What to Look for in Your New St. Louis Neighborhood
The Gateway City is Missouri’s largest metropolitan area, with more than 300,000 people sprawled over 66 square miles. It’s a city as known for its performing arts as its pizza (think: cracker-like crust and Provel cheese, cut into squares), and it has recently started growing its significance as a medical and research hub as well. Tourists flock year-round to the Gateway Arch along the Mississippi River in downtown St. Louis, which, at 630 feet, is the tallest man-made monument in the Western Hemisphere.
But, as any large city, St. Louis has its good areas and its bad areas. Whether you’re new to the city or just aren’t sure how to choose which neighborhood will be best for your lifestyle and interests, consider these six factors during your home search.
Among numerous smaller colleges, St. Louis has three major universities, each of them in a different area of the city. Student housing for Washington University is centered on the Delmar Loop in University City, while housing for St. Louis University is in Midtown and students of the University of Missouri–St. Louis are northwest of downtown, near Ferguson. If you’re hoping to be surrounded by a younger crowd, look to these areas first — but if you’re looking for fewer rentals and more quiet single-family homes, avoid being too close to these three campus areas.
The first question many St. Louis natives ask each other when they meet is: “Where did you go to high school?” The city has a vast network of public, private, and parochial schools, all of which are distinctly tied to their neighborhoods. Whether you already have children or hope to have them soon, school districts should already be near the top of your list of considerations. Make sure your kids will get the best education they can in an environment they’re comfortable in. You can find testing statistics, reviews, and contact information for the best public and private K12 schools in St. Louis on the niche k12 website. Also consider setting up a time for you and your child to tour the nearby schools to make sure you find one that’s a good fit.
The expense of the house itself is probably headlining your financial considerations during your home search, but there’s more to consider before finalizing the purchase. For example, you’ll be paying taxes on your home and the land it sits on, which adds up to a significant annual expense. Consult St. Louis tax rates for the neighborhoods highest on your list, and ask your real estate agent if they can give you any tips on areas of the city that have higher or lower taxes and the services that those taxes include.

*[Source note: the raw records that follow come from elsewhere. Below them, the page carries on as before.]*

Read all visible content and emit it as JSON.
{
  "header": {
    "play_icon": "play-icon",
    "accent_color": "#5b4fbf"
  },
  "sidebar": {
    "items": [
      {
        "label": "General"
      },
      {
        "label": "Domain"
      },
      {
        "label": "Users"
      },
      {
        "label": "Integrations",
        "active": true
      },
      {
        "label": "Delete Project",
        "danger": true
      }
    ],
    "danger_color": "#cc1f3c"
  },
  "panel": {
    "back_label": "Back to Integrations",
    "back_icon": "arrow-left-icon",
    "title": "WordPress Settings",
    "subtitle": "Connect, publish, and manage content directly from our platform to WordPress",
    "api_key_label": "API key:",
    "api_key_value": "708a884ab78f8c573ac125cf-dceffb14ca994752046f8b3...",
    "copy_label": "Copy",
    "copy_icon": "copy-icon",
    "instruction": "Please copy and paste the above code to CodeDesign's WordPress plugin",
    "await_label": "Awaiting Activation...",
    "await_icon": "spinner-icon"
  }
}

Safety is everyone’s concern, renters and owners alike. The Metropolitan Police Department of St. Louis released a mapping tool to help residents keep track of local crime trends — what’s happening, and where it’s happening. Set a few filters and take a look at the neighborhoods you’ve been favoring to make sure you and your family will feel safe in your new home. Click here for the Crime Mapping Tool!
You can only do so much in a backyard, even if it’s really spacious, so take a close look at the local parks and trails. St. Louis has more than 150 miles of trails weaving throughout the city and along the Mississippi riverfront, and more are underway. Plus, it’s home to one of the largest municipal parks in the country: At 1,293 acres, Forest Park is 500 acres larger than Central Park in New York City. If getting outside and staying active is important to you, consult a map of St. Louis parks and then check out a few in-person to see how well they’re maintained, how busy they are, and what amenities they offer. St. Louis is also home to the stunning 79-acre Missouri Botanical Garden, which is one of the oldest of its kind in the country, founded in 1859. You’ll find this scenic wonder in the Shaw neighborhood.
Regardless of every other perk of a neighborhood, or what the recent crime map looks like, visit your potential street at a few different times: during the weekend, during the week, and at night. Experience first-hand was the traffic looks like, what the neighboring yards and homes look like, and think about whether you feel safe and would be happy calling that place home. And remember: You can change a lot about a house, but you can’t change your neighborhood.
This article was provided my the team at ABODO St. Louis